I mean, I do have a book coming out in two weeks. And then there’s the holidays coming up. So it’s probably for the best.

Have you seen the Avengers, squiders?

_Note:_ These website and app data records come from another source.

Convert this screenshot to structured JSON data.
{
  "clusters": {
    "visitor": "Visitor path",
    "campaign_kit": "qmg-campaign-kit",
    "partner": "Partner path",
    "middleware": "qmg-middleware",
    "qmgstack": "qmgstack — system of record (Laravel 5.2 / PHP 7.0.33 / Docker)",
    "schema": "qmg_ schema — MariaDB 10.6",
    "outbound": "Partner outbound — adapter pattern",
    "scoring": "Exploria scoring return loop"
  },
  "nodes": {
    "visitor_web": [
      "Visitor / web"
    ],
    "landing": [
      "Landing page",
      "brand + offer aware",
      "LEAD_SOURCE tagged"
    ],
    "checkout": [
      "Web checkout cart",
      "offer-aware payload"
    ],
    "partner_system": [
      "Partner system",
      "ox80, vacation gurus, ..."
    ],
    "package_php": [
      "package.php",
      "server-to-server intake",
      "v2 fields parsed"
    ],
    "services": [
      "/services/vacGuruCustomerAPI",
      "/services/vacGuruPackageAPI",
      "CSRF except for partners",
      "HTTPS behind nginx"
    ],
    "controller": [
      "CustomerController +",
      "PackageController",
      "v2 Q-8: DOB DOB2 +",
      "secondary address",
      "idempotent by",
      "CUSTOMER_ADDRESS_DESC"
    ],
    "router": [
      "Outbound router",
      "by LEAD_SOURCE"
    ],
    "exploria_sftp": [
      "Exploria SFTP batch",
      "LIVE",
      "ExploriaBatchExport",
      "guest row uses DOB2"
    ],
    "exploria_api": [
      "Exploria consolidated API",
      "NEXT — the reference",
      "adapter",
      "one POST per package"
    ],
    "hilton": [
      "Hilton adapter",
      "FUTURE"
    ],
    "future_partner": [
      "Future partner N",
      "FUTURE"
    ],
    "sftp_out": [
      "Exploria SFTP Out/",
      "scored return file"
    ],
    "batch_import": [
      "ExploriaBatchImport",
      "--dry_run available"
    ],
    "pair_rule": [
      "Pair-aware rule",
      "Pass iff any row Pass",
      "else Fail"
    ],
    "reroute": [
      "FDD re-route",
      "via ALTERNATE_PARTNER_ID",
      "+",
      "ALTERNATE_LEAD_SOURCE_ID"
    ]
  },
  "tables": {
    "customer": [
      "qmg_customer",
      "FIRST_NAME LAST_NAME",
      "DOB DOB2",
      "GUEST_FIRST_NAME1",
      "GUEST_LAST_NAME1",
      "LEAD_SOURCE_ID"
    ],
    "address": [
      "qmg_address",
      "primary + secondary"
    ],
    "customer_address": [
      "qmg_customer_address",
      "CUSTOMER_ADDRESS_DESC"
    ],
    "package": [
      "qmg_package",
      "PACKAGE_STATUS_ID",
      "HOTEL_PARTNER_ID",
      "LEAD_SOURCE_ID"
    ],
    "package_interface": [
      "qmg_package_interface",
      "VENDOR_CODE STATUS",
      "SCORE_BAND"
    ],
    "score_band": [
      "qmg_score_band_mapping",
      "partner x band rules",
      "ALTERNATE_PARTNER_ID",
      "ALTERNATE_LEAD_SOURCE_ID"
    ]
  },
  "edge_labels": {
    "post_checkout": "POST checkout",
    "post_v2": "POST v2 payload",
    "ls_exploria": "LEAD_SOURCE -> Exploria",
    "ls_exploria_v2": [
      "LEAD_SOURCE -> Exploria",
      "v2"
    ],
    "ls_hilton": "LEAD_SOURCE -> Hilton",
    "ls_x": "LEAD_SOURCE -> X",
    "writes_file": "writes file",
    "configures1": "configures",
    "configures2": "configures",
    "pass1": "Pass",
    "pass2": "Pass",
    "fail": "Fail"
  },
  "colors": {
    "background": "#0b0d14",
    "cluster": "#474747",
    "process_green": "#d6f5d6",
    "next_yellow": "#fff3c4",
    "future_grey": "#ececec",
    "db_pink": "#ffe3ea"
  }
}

If you are a fan of superhero movies, how did it stack up against other superhero movies? (And which of the Marvel movies is your favorite?) If you’re not a fan of superhero movies, did you like or dislike it, and why?

Subgenre Study: Superhero Fiction

Up in the sky!  It’s a bird, it’s a plane, it’s…well, it’s a Sky Shark, but we will ignore it for the time being and pretend it’s Superman to go along with today’s entry.

Superhero fiction is somewhat unique among speculative fiction subgenres in that it exists almost exclusively in visual formats.  Comic books, movies, TV shows.  There are the occasional radio show or novel, but they are definitely in the minority.  Some alternative names for this subgenre include Superhuman and Super-powered fiction as villains tend to feature as prominently as the heroes.

It also crosses the boundary between science fiction and fantasy, like many of these subgenres do.  At first glance, a lot of it is science fiction: characters like Batman and Ironman depend on advanced technology, Superman is an alien from another planet, the Green Lantern is just one of many throughout the galaxy.  But there are also more fantastical characters such as Thor (who is the Norse God), and Wonder Woman, and some of the things that both the heroes and the villains get up to have absolutely no basis in science.

This is a very trope-y subgenre, for the most part.  There are the Superheroes.  There are their nemeses, the Supervillains.  They all tend to have silly names.  Most have mild-mannered (or not) alter egos.  Some are more obvious than others.  (Clark Kent, of course, wears glasses while Superman does not.  Batman is at least smart enough to wear a mask.)  Increasingly, superheroes all seem to live in the same universe, allowing them to participate in a number of crossovers with other superheroes, and leading to series such as the Justice League or the Avengers.

While the DC and Marvel characters are probably the most well-known, there are an increasing number of non-mainstream characters, produced through webcomics and indie presses.

Perhaps the most interesting thing about this genre is that it is constantly evolving, the characters being re-done and updated to meet the concerns of each age they find themselves a part of.  The modern Superman is very different from the 1940s Superman, because we worry about different things than they did back then.  There’s also been a trend lately of creating antiheroes or adding darker twists to superheroes’ backgrounds, or more media focusing on the villains instead of the heroes.

What’s your take on superheroes, Squiders?  Anything to recommend?  (I’m partial to Batman myself).  Read any books in this genre?